You know who you are, or maybe you don't.
You know what you did, or maybe not.
You were entirely in the wrong, or maybe I was just oversensitive and blind to the fact that I was doing something just as bad or worse.
Regardless, I accept your apology, even if you didn't offer one. Or else, maybe I'm accepting the apology you did in fact offer, but I wasn't able to hear.
And maybe you or someone else can do the same for me.
Maybe all of our lives just got easier!
Have a good lunch today.
Quick note: Monday is Presidents Day. Normally, I’d publish but I may have to skip or do a “low power mode” version due to family travel plans. Regardless, I’ll see you Tuesday!
7 other things worth knowing today
I promise I wrote the joke about weather balloons in today's essay before I read this on Thursday evening, but:
A small, globe-trotting balloon declared “missing in action” by an Illinois-based hobbyist club has emerged as a candidate to explain one of the three mystery objects shot down by four U.S. Air Force heat-seeking missiles. Circumstantial evidence is at least intriguing. The club’s silver-coated, party-style, “pico balloon” reported its last position on Feb. 10 at 38,910 ft. off the west coast of Alaska, and popular forecasting tool projected it would be over the Yukon Territory on Feb. 11. That's the same day a Lockheed Martin F-22 shot down an unidentified object of a similar description and altitude in the same general area. (Aviation Week)
NYT take on AI: “Last week, after testing the new, A.I.-powered Bing search engine from Microsoft, I wrote that, much to my shock, it had replaced Google as my favorite search engine. But a week later, I’ve changed my mind. ... I’m also deeply unsettled, even frightened, by this A.I.’s emergent abilities.” (I'm using gift links so you can read these without a paywall. The transcript is wild: NYT 1, NYT 2)
Democratic Sen. John Fetterman of Pennsylvania checked himself into Walter Reed National Military Medical Center “to receive treatment for clinical depression,” his chief of staff announced on Thursday, saying that Fetterman has experienced depression “off and on” over the course of his life, but the issue “only became severe in recent weeks.” (CNN)
Oakland, Calif., declared a local state of emergency on Tuesday night following a ransomware attack that impacted the city’s network a week ago.
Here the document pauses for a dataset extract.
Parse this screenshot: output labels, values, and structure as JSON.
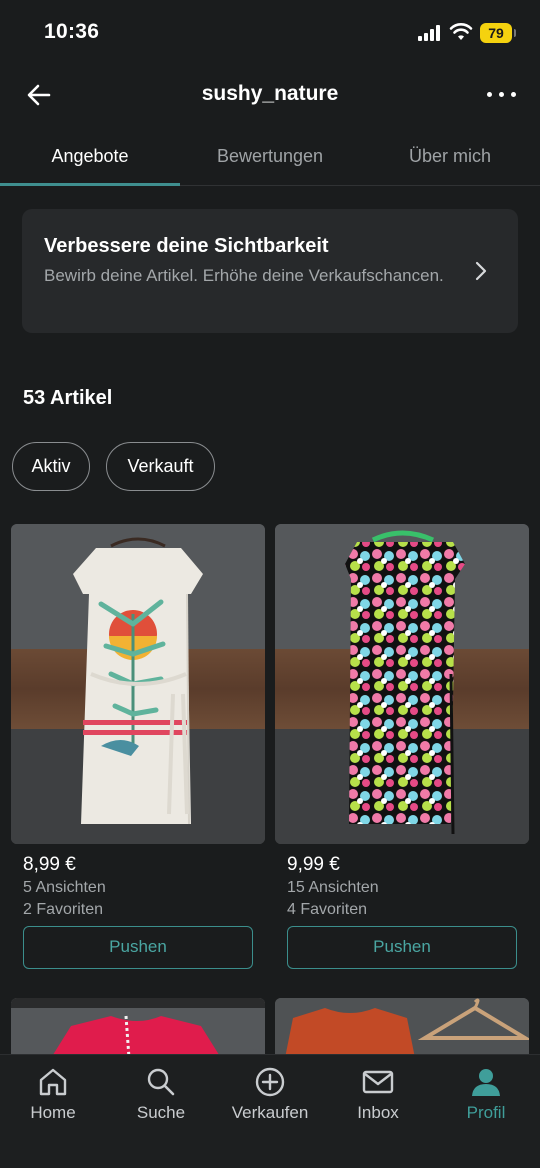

The city’s interim administrator, G. Harold Duffey, issued the emergency as the city continues to experience a network outage that has impacted nonemergency systems, including phone lines. The city’s financial systems, fire emergency services and 911 dispatch have not been impacted. (The Hill)
Elon Musk reportedly flew to Twitter headquarters on Sunday night after the Super Bowl and ordered major changes to Twitter's algorithm to ensure that his personal tweets "bypass Twitter’s filters designed to show people the best content possible." The change came after he reportedly saw President Biden's tweet ahead of the game get more reach and engagement than a similar one he posted. (Platformer)
YouTube CEO Susan Wojcicki, who was Google's 16th employee and who has led the world’s largest video site for the last nine years, one of the very few women to operate a huge tech business, is stepping down from her role. In a letter sent to YouTube’s employees, Wojcicki said she was leaving to “start a new chapter focused on my family, health and personal projects I’m passionate about.” (Vox)
Tesla is recalling 362,758 vehicles and warns that its experimental driver-assistance software, marketed as Full Self-Driving Beta, may cause crashes. The recall notice was posted on the website of the National Highway Traffic Safety Administration on Thursday. (CNBC)
Thanks for reading. Photo credit—me, from my car, but I already explained that. Have a great weekend. See you in the comments.
Great article! It made my day brighter.
This is a great lesson. As stated in Luke 6:37 "Forgive, and ye shall be forgiven" Acceptance of an unspoken apology releases us from the burden of animosity. I will not walk down that dark road because I would walk it alone.
My prayers go to Senator Fetterman.